**WORK TO BE COMPLETED**
All lines of the listing that contain "Settings" should be shown in full.

━━━━━━━━━━━━━━━━━━━━━━━━━━━━━━

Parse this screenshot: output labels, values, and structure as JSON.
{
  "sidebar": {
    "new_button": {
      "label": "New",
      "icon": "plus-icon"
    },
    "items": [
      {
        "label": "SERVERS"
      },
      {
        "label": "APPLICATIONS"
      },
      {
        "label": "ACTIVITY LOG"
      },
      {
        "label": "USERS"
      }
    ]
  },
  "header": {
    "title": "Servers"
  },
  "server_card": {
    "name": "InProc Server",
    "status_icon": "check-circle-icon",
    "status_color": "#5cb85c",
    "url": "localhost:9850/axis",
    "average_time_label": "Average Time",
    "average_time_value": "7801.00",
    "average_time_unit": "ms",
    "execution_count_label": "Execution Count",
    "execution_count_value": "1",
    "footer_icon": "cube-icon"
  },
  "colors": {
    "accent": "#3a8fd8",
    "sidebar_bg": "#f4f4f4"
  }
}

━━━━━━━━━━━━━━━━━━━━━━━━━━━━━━

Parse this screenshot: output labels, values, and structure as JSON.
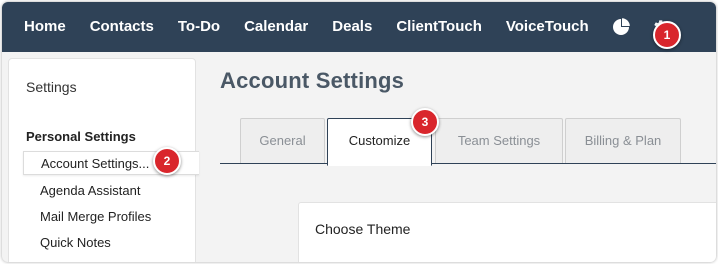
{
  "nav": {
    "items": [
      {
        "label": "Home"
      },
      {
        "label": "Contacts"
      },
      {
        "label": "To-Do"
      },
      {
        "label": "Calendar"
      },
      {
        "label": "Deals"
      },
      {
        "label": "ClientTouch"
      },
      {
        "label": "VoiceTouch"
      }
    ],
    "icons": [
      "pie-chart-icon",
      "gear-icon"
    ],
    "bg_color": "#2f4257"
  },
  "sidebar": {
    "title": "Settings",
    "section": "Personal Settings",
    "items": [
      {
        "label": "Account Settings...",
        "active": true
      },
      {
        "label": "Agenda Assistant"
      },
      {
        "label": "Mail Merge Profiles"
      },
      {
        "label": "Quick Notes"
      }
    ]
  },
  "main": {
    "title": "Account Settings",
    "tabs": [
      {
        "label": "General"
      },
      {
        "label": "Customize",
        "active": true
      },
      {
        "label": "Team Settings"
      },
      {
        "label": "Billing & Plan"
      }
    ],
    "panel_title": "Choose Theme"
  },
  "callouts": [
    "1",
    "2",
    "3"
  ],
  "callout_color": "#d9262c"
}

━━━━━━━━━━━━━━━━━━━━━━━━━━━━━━

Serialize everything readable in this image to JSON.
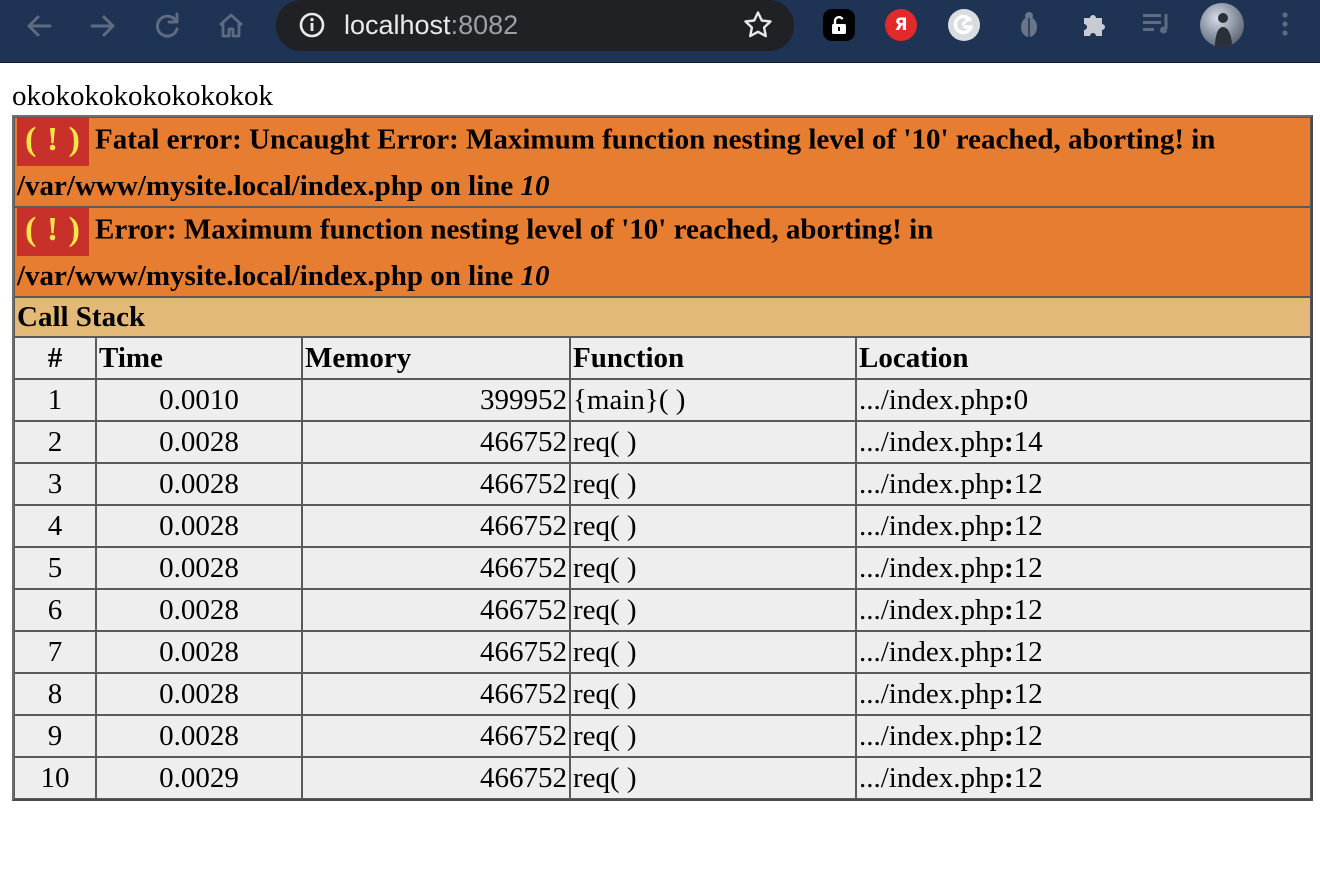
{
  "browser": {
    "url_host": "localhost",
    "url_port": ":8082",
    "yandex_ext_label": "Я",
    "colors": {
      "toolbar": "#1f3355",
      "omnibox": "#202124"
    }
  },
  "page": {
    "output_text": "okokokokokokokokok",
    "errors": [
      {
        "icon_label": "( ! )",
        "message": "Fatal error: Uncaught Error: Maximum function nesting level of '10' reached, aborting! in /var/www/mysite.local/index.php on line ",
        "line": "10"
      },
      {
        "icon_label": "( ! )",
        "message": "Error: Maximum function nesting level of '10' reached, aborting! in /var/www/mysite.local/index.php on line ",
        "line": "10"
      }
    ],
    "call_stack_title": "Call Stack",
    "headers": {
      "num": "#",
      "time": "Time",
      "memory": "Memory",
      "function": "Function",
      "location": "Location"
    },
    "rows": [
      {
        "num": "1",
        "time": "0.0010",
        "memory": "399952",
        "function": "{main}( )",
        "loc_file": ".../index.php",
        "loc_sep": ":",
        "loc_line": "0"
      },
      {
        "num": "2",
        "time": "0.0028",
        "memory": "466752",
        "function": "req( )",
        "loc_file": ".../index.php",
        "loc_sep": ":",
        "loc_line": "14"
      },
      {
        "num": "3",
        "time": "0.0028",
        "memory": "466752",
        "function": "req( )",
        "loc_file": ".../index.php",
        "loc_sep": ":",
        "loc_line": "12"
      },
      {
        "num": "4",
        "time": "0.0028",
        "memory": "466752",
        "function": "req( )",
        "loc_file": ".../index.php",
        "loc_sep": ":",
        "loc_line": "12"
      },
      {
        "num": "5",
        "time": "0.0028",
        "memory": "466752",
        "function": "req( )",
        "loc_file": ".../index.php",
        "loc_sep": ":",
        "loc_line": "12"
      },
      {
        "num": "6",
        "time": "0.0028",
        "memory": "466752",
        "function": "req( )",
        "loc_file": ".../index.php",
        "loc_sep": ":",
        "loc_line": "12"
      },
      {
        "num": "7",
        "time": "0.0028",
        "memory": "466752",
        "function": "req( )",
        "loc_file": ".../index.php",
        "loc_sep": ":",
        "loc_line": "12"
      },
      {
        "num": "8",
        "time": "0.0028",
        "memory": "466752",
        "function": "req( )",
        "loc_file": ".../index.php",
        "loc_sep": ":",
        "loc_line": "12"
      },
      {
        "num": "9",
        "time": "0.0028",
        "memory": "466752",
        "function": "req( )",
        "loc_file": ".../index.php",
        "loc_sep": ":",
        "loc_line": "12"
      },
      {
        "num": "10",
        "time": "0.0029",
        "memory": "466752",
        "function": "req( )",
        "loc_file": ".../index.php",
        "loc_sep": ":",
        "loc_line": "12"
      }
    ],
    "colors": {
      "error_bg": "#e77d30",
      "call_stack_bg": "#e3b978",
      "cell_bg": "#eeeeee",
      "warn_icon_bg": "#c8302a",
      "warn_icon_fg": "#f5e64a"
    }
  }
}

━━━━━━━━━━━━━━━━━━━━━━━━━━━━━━

**RESULT OF THIS EXERCISE**
    "title": "Settings",
    "section": "Personal Settings",
        "label": "Account Settings...",
    "title": "Account Settings",
        "label": "Team Settings"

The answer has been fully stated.